(Website and app data records):
++++++++

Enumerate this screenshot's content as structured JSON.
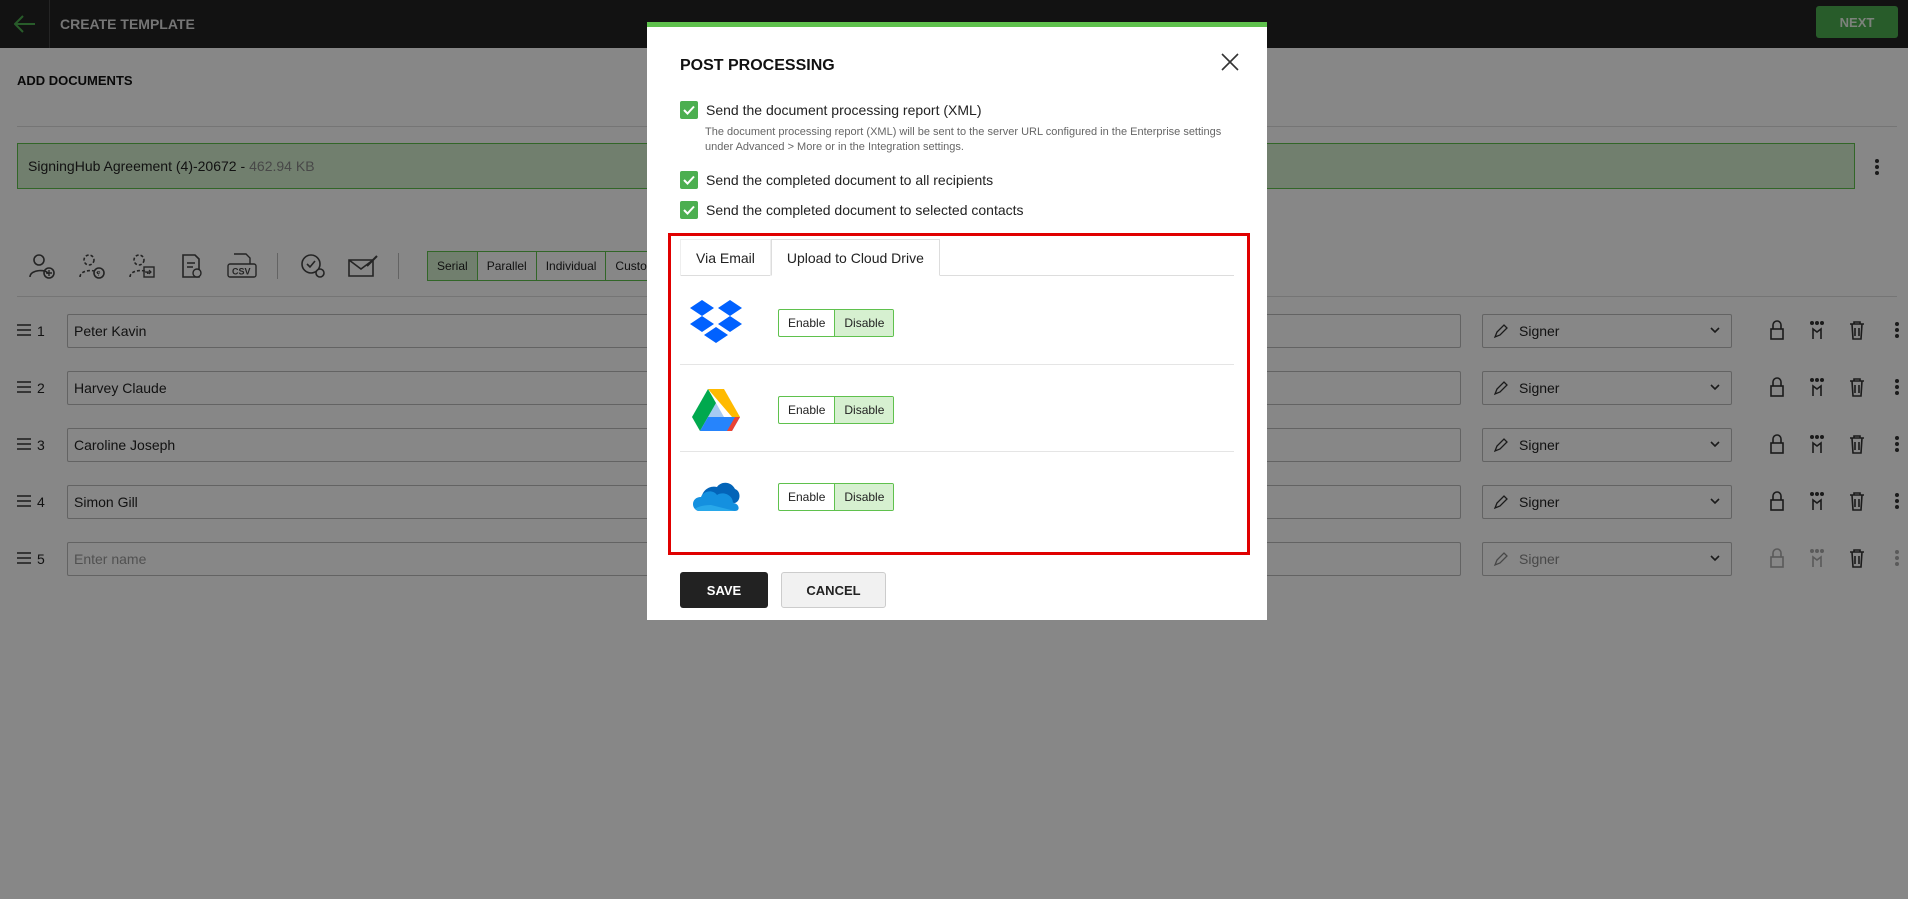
{
  "header": {
    "title": "CREATE TEMPLATE",
    "next_label": "NEXT",
    "back_icon": "arrow-left-icon"
  },
  "documents": {
    "section_title": "ADD DOCUMENTS",
    "file_name": "SigningHub Agreement (4)-20672 -",
    "file_size": "462.94 KB"
  },
  "toolbar": {
    "icons": [
      "add-user-icon",
      "add-placeholder-icon",
      "import-user-icon",
      "add-reviewer-icon",
      "csv-icon",
      "settings-check-icon",
      "envelope-pen-icon"
    ],
    "workflow_options": [
      "Serial",
      "Parallel",
      "Individual",
      "Custom"
    ],
    "selected_workflow": "Serial"
  },
  "recipients": [
    {
      "number": "1",
      "name": "Peter Kavin",
      "role": "Signer"
    },
    {
      "number": "2",
      "name": "Harvey Claude",
      "role": "Signer"
    },
    {
      "number": "3",
      "name": "Caroline Joseph",
      "role": "Signer"
    },
    {
      "number": "4",
      "name": "Simon Gill",
      "role": "Signer"
    },
    {
      "number": "5",
      "name_placeholder": "Enter name",
      "role": "Signer"
    }
  ],
  "modal": {
    "title": "POST PROCESSING",
    "options": [
      {
        "label": "Send the document processing report (XML)",
        "checked": true
      },
      {
        "label": "Send the completed document to all recipients",
        "checked": true
      },
      {
        "label": "Send the completed document to selected contacts",
        "checked": true
      }
    ],
    "xml_note": "The document processing report (XML) will be sent to the server URL configured in the Enterprise settings under Advanced > More or in the Integration settings.",
    "tabs": [
      {
        "label": "Via Email",
        "active": false
      },
      {
        "label": "Upload to Cloud Drive",
        "active": true
      }
    ],
    "cloud_drives": [
      {
        "icon": "dropbox-icon",
        "enable_label": "Enable",
        "disable_label": "Disable",
        "selected": "Disable"
      },
      {
        "icon": "google-drive-icon",
        "enable_label": "Enable",
        "disable_label": "Disable",
        "selected": "Disable"
      },
      {
        "icon": "onedrive-icon",
        "enable_label": "Enable",
        "disable_label": "Disable",
        "selected": "Disable"
      }
    ],
    "save_label": "SAVE",
    "cancel_label": "CANCEL"
  },
  "colors": {
    "brand_green": "#4caf50",
    "highlight_red": "#e00000"
  }
}
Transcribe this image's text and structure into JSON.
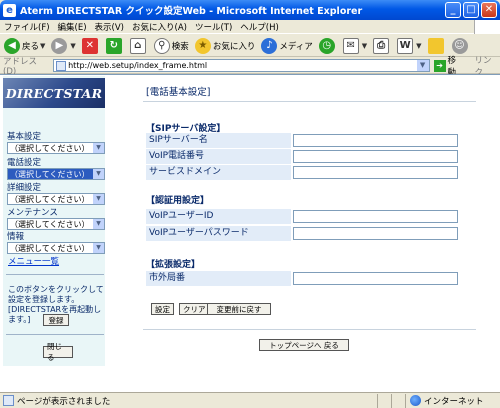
{
  "window": {
    "title": "Aterm DIRECTSTAR クイック設定Web - Microsoft Internet Explorer",
    "minimize": "_",
    "maximize": "□",
    "close": "✕"
  },
  "menu": [
    "ファイル(F)",
    "編集(E)",
    "表示(V)",
    "お気に入り(A)",
    "ツール(T)",
    "ヘルプ(H)"
  ],
  "toolbar": {
    "back": "戻る",
    "search": "検索",
    "favorites": "お気に入り",
    "media": "メディア"
  },
  "address": {
    "label": "アドレス(D)",
    "url": "http://web.setup/index_frame.html",
    "go": "移動",
    "links": "リンク"
  },
  "sidebar": {
    "logo": "DIRECTSTAR",
    "categories": [
      {
        "label": "基本設定",
        "selected": "（選択してください）"
      },
      {
        "label": "電話設定",
        "selected": "（選択してください）"
      },
      {
        "label": "詳細設定",
        "selected": "（選択してください）"
      },
      {
        "label": "メンテナンス",
        "selected": "（選択してください）"
      },
      {
        "label": "情報",
        "selected": "（選択してください）"
      }
    ],
    "menu_link": "メニュー一覧",
    "note": "このボタンをクリックして設定を登録します。[DIRECTSTARを再起動します。]",
    "register": "登録",
    "close": "閉じる"
  },
  "main": {
    "title": "[電話基本設定]",
    "sections": [
      {
        "title": "【SIPサーバ設定】",
        "fields": [
          "SIPサーバー名",
          "VoIP電話番号",
          "サービスドメイン"
        ]
      },
      {
        "title": "【認証用設定】",
        "fields": [
          "VoIPユーザーID",
          "VoIPユーザーパスワード"
        ]
      },
      {
        "title": "【拡張設定】",
        "fields": [
          "市外局番"
        ]
      }
    ],
    "buttons": {
      "set": "設定",
      "clear": "クリア",
      "revert": "変更前に戻す"
    },
    "top_page": "トップページへ 戻る"
  },
  "status": {
    "text": "ページが表示されました",
    "zone": "インターネット"
  }
}
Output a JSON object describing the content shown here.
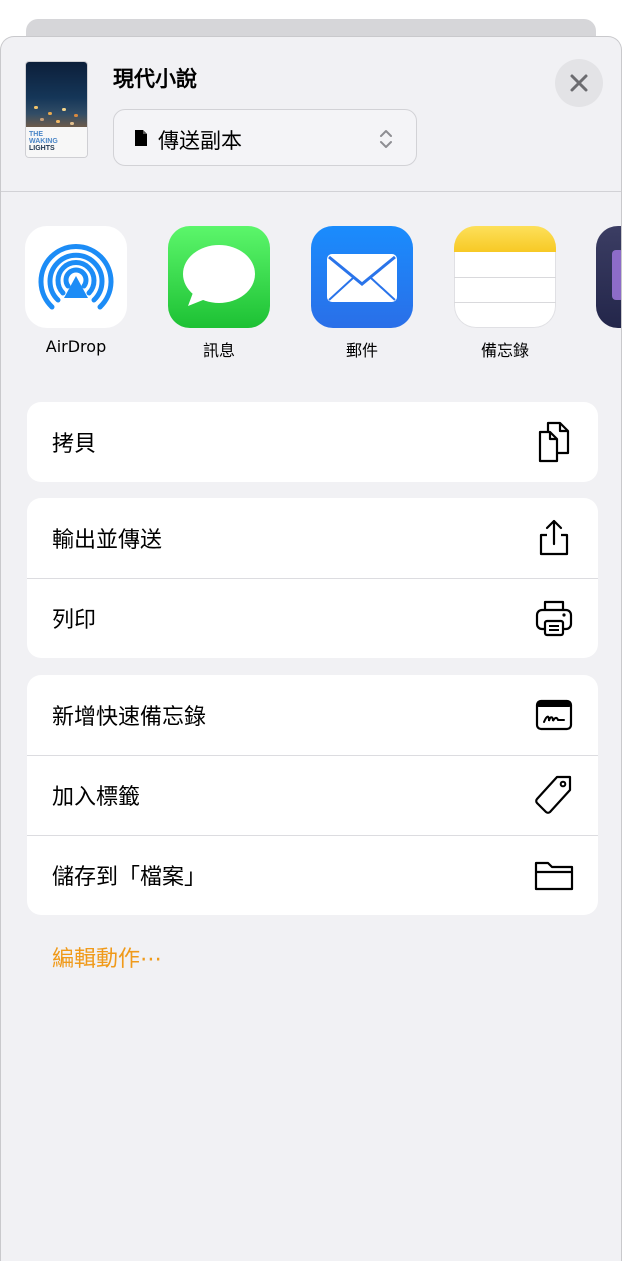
{
  "document": {
    "title": "現代小說",
    "thumbnail_text": [
      "THE",
      "WAKING",
      "LIGHTS"
    ],
    "send_mode": "傳送副本"
  },
  "close_icon": "close-icon",
  "apps": [
    {
      "label": "AirDrop",
      "icon": "airdrop-icon"
    },
    {
      "label": "訊息",
      "icon": "messages-icon"
    },
    {
      "label": "郵件",
      "icon": "mail-icon"
    },
    {
      "label": "備忘錄",
      "icon": "notes-icon"
    }
  ],
  "action_groups": [
    [
      {
        "label": "拷貝",
        "icon": "copy-icon"
      }
    ],
    [
      {
        "label": "輸出並傳送",
        "icon": "share-icon"
      },
      {
        "label": "列印",
        "icon": "printer-icon"
      }
    ],
    [
      {
        "label": "新增快速備忘錄",
        "icon": "quick-note-icon"
      },
      {
        "label": "加入標籤",
        "icon": "tag-icon"
      },
      {
        "label": "儲存到「檔案」",
        "icon": "folder-icon"
      }
    ]
  ],
  "edit_actions_label": "編輯動作⋯",
  "colors": {
    "accent": "#f09a1a",
    "sheet_background": "#f1f1f4",
    "row_background": "#ffffff"
  }
}
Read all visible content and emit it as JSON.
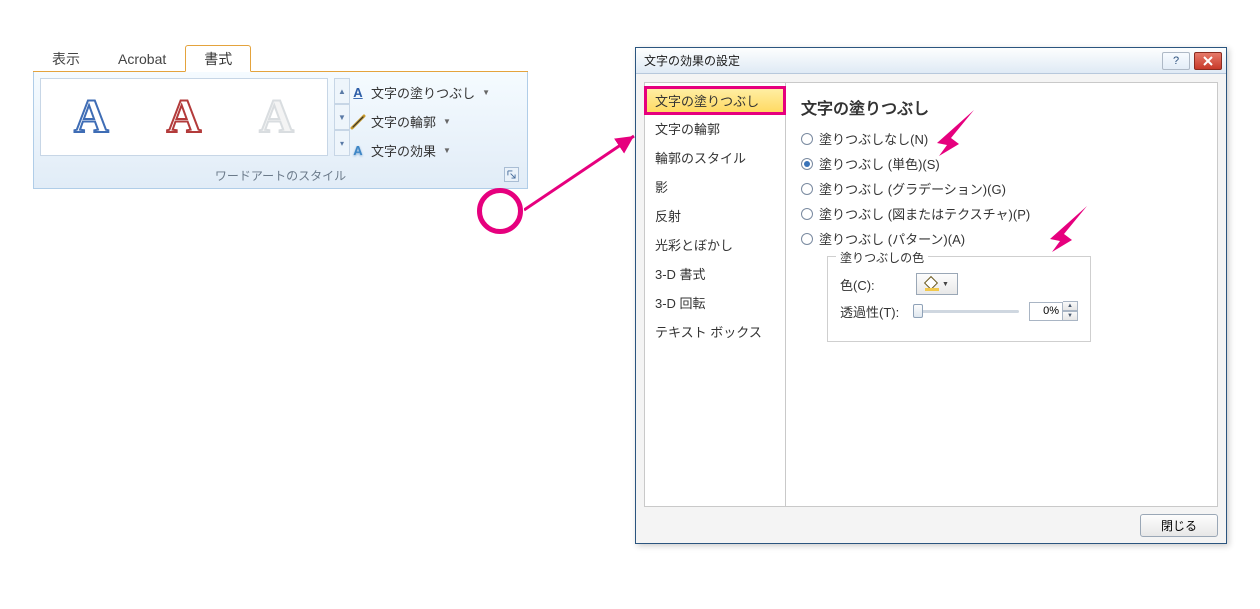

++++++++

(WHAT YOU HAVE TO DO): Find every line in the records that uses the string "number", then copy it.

(SOLVED PROBLEM):
      "number": "1",
      "number": "2",
      "number": "3",
      "number": "4",
      "number": "5",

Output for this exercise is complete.